Treasury released exposure draft legislation in September 2022 to implement an integrity measure announced by the previous Government in the 2016-17 Mid-Year Economic and Fiscal Outlook to make corporate distributions unfrankable where they were funded by capital raising.
This is said to give effect to concerns raised by the ATO in Taxpayer Alert TA 2015/2, applying retrospectively to distributions made on or after 19 December 2016.
The concerns raised in the Taxpayer Alert seem to focus on public companies, particularly those with large institutional superannuation funds as shareholders, such entities deriving large benefits from franking credits.
However, the draft legislation applies more broadly and can apply to small closely-held companies.
In our response to Treasury, we stated it does not support the proposed measure and recommended that, if it were to be adopted, that it be limited to public companies so as not to adversely affect private groups where the same integrity concerns should not exist.
In particular, the draft legislation appears to adversely affect private companies as the integrity rule applies to distributions that are made outside of a company’s normal or regular practice.
This would almost inevitably be the case for almost all dividends paid by private companies (who tend to pay dividends on an ad-hoc or irregular basis).
We also included other recommendations including suggesting that the rule allow the Commissioner to debit the company’s franking account as an alternative to taxing shareholders who received the dividends, so as not to unfairly punish small retail investors.

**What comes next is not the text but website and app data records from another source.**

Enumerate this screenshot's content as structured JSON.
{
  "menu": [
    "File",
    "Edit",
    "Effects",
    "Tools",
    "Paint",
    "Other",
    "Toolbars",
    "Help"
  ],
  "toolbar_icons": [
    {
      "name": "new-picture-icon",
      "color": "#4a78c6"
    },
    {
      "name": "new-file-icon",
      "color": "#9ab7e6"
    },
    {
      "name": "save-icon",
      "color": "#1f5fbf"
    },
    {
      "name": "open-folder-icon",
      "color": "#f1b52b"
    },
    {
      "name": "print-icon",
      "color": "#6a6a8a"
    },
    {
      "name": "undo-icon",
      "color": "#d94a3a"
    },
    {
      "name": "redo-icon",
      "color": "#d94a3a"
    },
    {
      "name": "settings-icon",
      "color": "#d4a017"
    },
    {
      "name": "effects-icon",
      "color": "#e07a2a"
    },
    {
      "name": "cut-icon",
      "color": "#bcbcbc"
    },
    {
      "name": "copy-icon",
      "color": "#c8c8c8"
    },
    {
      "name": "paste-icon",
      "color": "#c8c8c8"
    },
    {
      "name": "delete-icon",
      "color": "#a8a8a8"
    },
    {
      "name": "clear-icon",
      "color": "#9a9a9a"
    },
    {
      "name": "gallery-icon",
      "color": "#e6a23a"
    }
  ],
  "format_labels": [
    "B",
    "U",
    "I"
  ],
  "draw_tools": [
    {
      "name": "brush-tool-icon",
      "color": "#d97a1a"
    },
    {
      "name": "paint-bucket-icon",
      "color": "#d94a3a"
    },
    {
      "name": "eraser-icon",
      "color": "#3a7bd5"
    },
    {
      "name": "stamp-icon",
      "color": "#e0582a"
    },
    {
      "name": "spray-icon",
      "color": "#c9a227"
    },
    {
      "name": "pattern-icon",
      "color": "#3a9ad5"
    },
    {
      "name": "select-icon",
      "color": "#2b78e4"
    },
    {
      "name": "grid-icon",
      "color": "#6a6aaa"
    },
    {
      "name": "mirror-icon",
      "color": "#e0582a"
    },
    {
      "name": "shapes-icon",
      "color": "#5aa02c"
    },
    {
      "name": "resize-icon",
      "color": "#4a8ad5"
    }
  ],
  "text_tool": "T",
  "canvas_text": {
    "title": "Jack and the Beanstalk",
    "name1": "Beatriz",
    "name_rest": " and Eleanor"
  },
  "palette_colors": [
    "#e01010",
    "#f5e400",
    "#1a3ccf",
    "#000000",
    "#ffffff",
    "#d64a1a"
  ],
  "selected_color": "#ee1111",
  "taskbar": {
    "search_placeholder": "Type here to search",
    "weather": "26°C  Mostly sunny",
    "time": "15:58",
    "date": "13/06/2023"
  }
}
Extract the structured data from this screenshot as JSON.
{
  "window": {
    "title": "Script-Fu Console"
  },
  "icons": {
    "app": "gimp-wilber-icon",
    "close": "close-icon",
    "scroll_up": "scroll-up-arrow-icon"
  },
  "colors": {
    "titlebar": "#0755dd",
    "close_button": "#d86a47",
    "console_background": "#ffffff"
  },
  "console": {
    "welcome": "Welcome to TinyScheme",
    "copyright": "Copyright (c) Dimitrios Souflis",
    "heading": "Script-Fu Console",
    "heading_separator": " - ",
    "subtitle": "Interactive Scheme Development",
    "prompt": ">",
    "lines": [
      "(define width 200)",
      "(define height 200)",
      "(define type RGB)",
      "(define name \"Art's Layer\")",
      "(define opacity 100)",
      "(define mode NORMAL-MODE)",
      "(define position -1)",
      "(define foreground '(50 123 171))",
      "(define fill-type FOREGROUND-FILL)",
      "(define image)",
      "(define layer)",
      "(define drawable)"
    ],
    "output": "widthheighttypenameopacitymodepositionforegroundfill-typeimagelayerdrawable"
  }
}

You can read our submission below.
You can find out more about our advocacy work on the website here.